Finnegan wakes and walks in briny air.
Gulls wheel and gannets dive. The cliffs are bare.
The coast is clear. And nobody is there.
He’d dreamed a corner of his dream again
might touch his waking with a scent of rain.
An offshore wind flies by, with clouds in train.
In the beginning was the primal Word
shaped like a stone: unhewn, uncut, unstirred.
But now, winged on the wind, a huge sea bird,
a great sea eagle, dipping for its prey,
sweeps overhead. He wakes and it is day.
The wind blows through him, calling, Come away.
November morning. Snow is on the air.
The dead awaken on the Yeatsian stair.

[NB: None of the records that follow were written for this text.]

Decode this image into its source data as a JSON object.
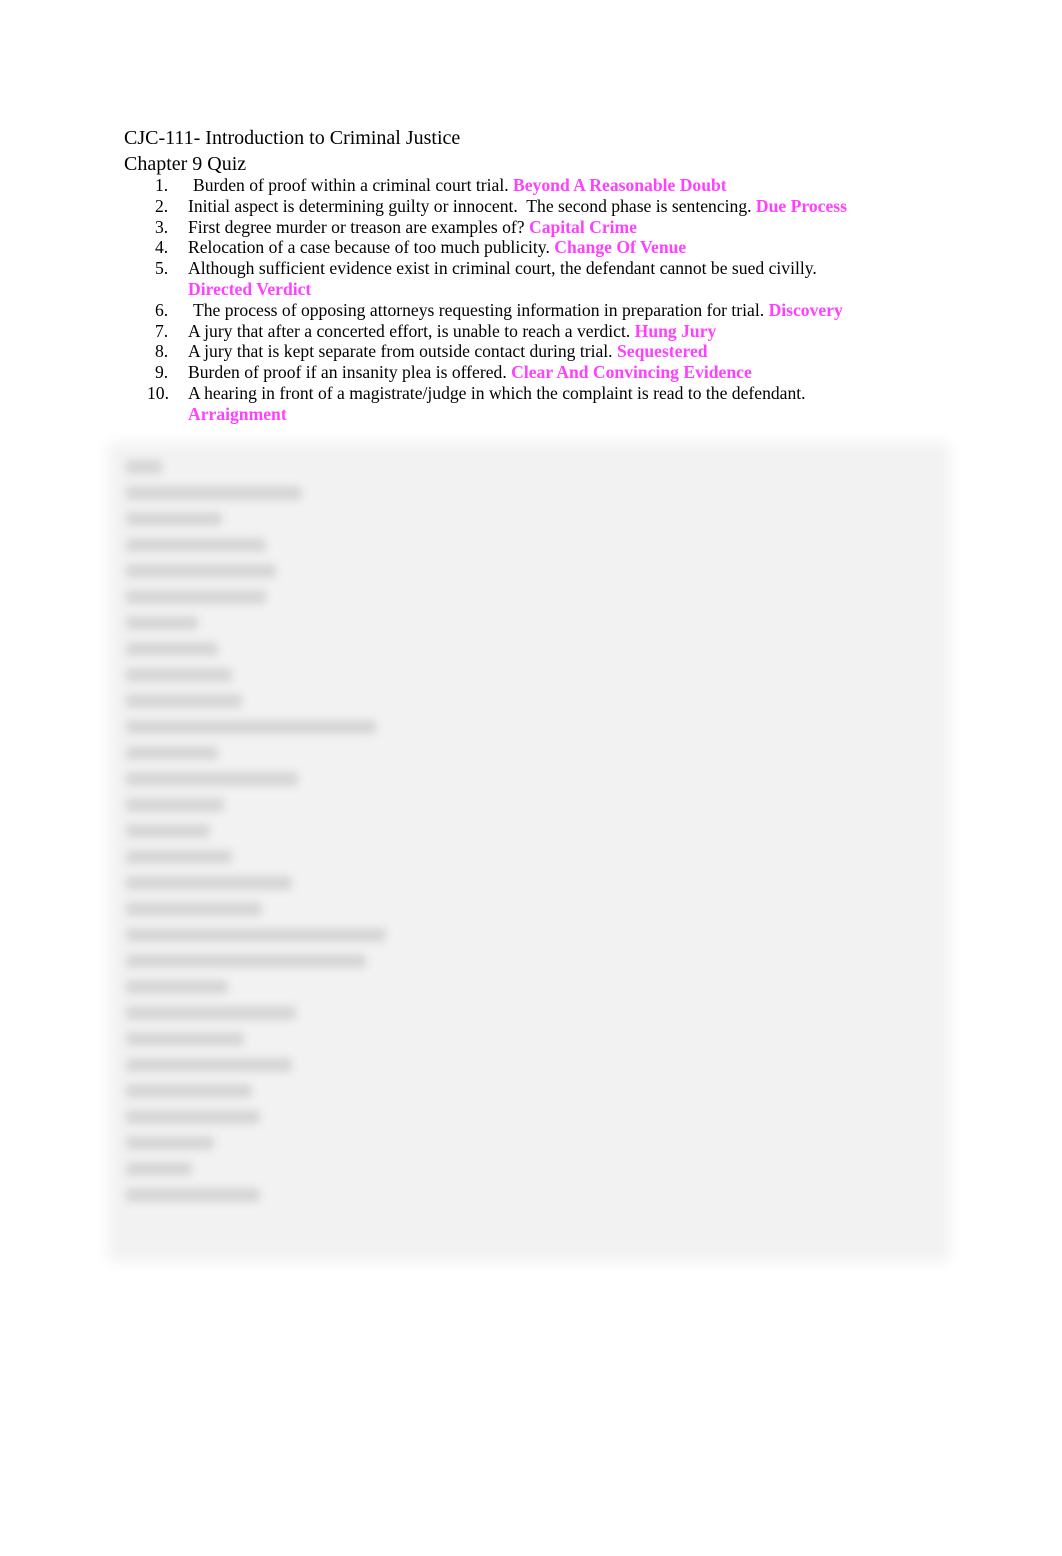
{
  "document": {
    "course_title": "CJC-111- Introduction to Criminal Justice",
    "quiz_title": "Chapter 9 Quiz",
    "answer_color": "#FF40FF",
    "questions": [
      {
        "number": "1.",
        "text": "Burden of proof within a criminal court trial.",
        "answer": "Beyond A Reasonable Doubt"
      },
      {
        "number": "2.",
        "text": "Initial aspect is determining guilty or innocent.  The second phase is sentencing.",
        "answer": "Due Process"
      },
      {
        "number": "3.",
        "text": "First degree murder or treason are examples of?",
        "answer": "Capital Crime"
      },
      {
        "number": "4.",
        "text": "Relocation of a case because of too much publicity.",
        "answer": "Change Of Venue"
      },
      {
        "number": "5.",
        "text": "Although sufficient evidence exist in criminal court, the defendant cannot be sued civilly.",
        "answer": "Directed Verdict"
      },
      {
        "number": "6.",
        "text": "The process of opposing attorneys requesting information in preparation for trial.",
        "answer": "Discovery"
      },
      {
        "number": "7.",
        "text": "A jury that after a concerted effort, is unable to reach a verdict.",
        "answer": "Hung Jury"
      },
      {
        "number": "8.",
        "text": "A jury that is kept separate from outside contact during trial.",
        "answer": "Sequestered"
      },
      {
        "number": "9.",
        "text": "Burden of proof if an insanity plea is offered.",
        "answer": "Clear And Convincing Evidence"
      },
      {
        "number": "10.",
        "text": "A hearing in front of a magistrate/judge in which the complaint is read to the defendant.",
        "answer": "Arraignment"
      }
    ],
    "word_bank": {
      "state": "blurred",
      "line_count": 30
    }
  }
}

‘Isn’t that Venus, quimmering up there?’
grins Finnegan, yawning slyly, like a snake.
‘I swear the last pun I shall ever make,
has been delivered. Jeeze! My last daybreak!
So get thee gone behind me, wizened speech,
for now I sniff what once was out of reach
as fruity as the seaweed on this beach.
Frail words, you are the crumpling skin I slough
and toss away, for I don’t need you now
a holy silence playeth on my brow!’
Pert Finnegan stands stranded among snows,
a sturdy man with frozen hands, who knows
words’ girths and depths, their tides and undertows.
The eagle’s talons clutch a hapless fish.
Finnegan makes one last irreverent wish.
The bet is on, in semi-gibberish.
‘Heavenly Father, pray treat me as a grafter
who’ll stake eternal life in your Hereafter
against one crock of crack, one peal of laughter.’
The snows dissolve into the sea, and streams
of pale light deck the world in chilly beams.
The living ripple back into their dreams.
James Joyce’s great work, Finnegans Wake (published in 1939), has been interpreted as a single dream or, perhaps, as a single night of dreams.
If either is the case, then what if the dream, or the night, is life itself? This poem, Finnegan Woken (written in 2017 and published here for the first time, in 2021) explores what might happen when Everyman-Finnegan wakes up out of the dream, his dream, our dream.
And another question: where might he wake up? Answer: where else, but by the sea?